Exercise prompt:
Your task is to return all of the entries below exactly, leaving out each picture.

Exercise inputs:
__________________________________________________

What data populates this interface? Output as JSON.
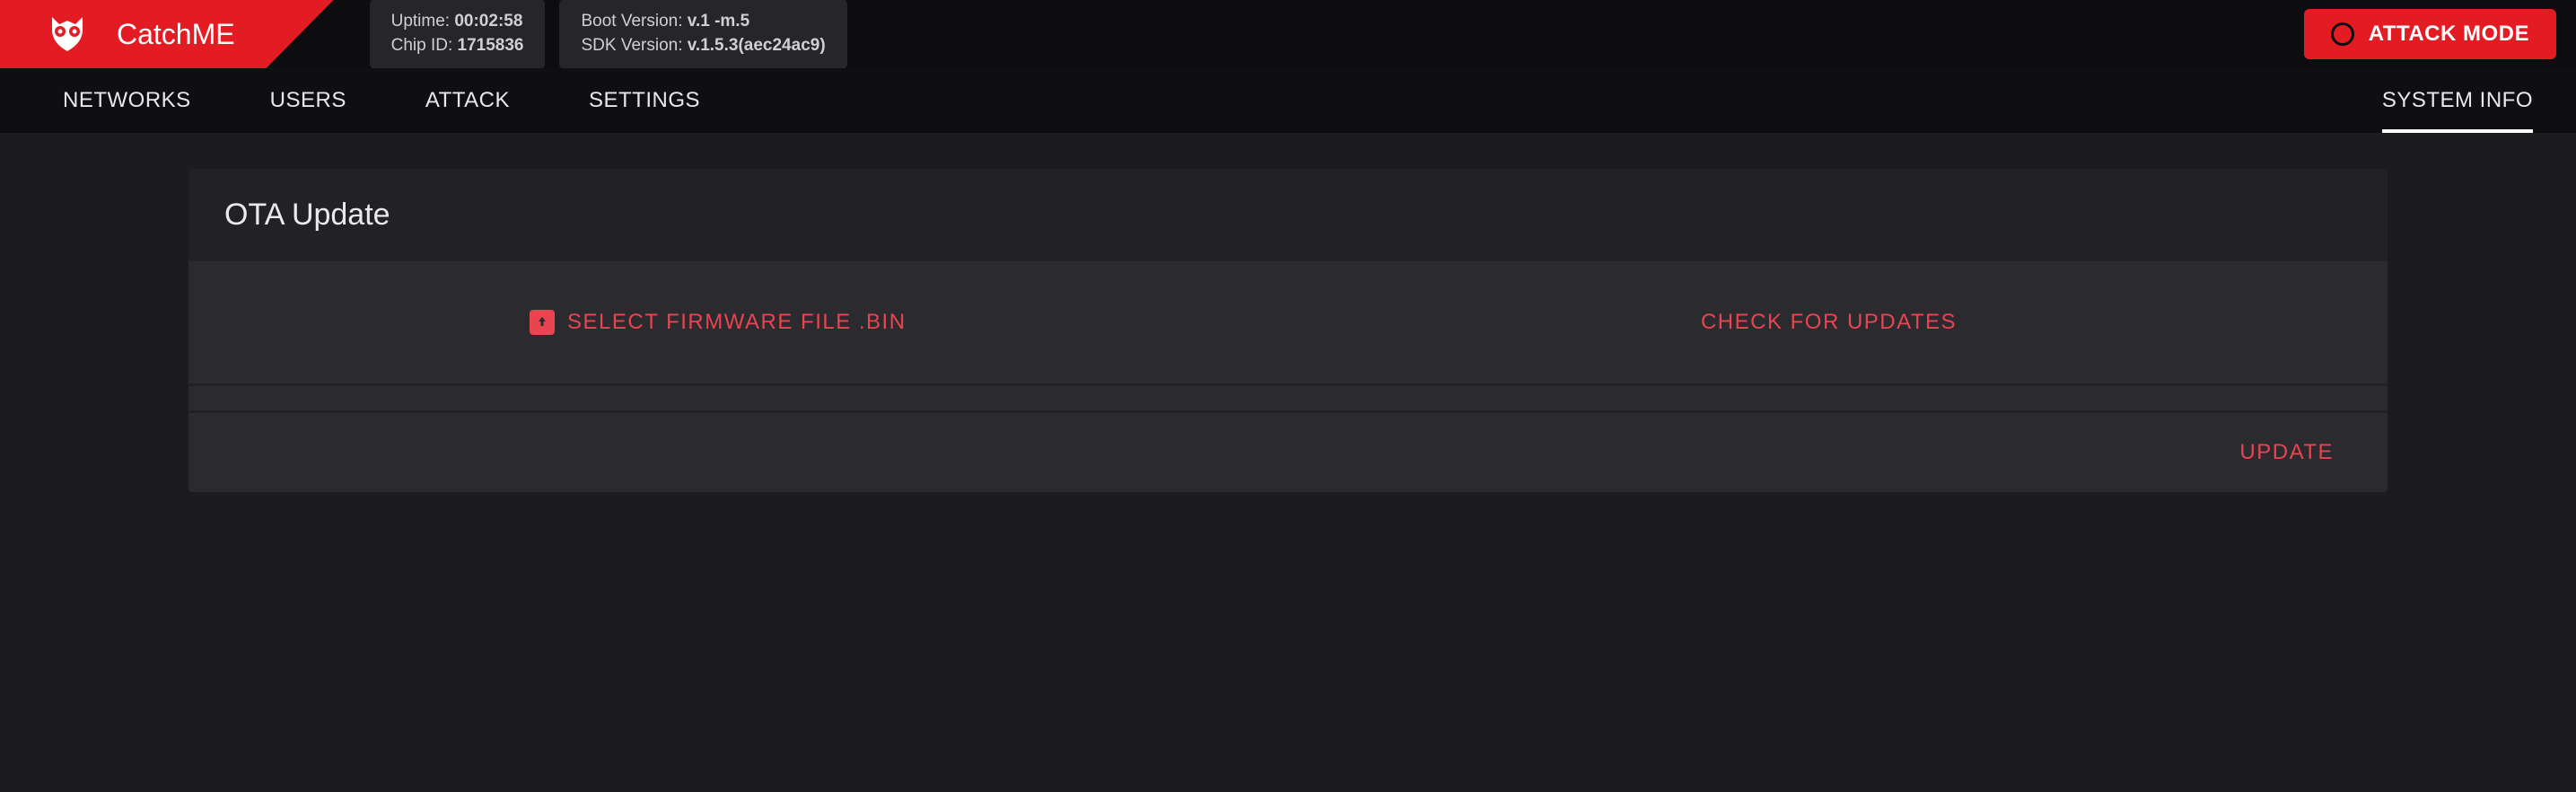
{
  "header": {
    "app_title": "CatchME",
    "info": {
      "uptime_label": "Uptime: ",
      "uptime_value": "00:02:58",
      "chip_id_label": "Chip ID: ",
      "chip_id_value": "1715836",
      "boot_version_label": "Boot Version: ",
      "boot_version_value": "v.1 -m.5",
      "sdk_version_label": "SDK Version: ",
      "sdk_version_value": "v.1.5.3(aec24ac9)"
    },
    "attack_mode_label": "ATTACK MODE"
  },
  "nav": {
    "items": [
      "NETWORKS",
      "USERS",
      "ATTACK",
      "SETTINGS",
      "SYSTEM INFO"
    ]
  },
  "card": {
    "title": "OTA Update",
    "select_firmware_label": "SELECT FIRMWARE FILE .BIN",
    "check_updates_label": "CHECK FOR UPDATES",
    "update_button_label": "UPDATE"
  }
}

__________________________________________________

Your solution:
What data populates this interface? Output as JSON.
{
  "header": {
    "app_title": "CatchME",
    "info": {
      "uptime_label": "Uptime: ",
      "uptime_value": "00:02:58",
      "chip_id_label": "Chip ID: ",
      "chip_id_value": "1715836",
      "boot_version_label": "Boot Version: ",
      "boot_version_value": "v.1 -m.5",
      "sdk_version_label": "SDK Version: ",
      "sdk_version_value": "v.1.5.3(aec24ac9)"
    },
    "attack_mode_label": "ATTACK MODE"
  },
  "nav": {
    "items": [
      "NETWORKS",
      "USERS",
      "ATTACK",
      "SETTINGS",
      "SYSTEM INFO"
    ]
  },
  "card": {
    "title": "OTA Update",
    "select_firmware_label": "SELECT FIRMWARE FILE .BIN",
    "check_updates_label": "CHECK FOR UPDATES",
    "update_button_label": "UPDATE"
  }
}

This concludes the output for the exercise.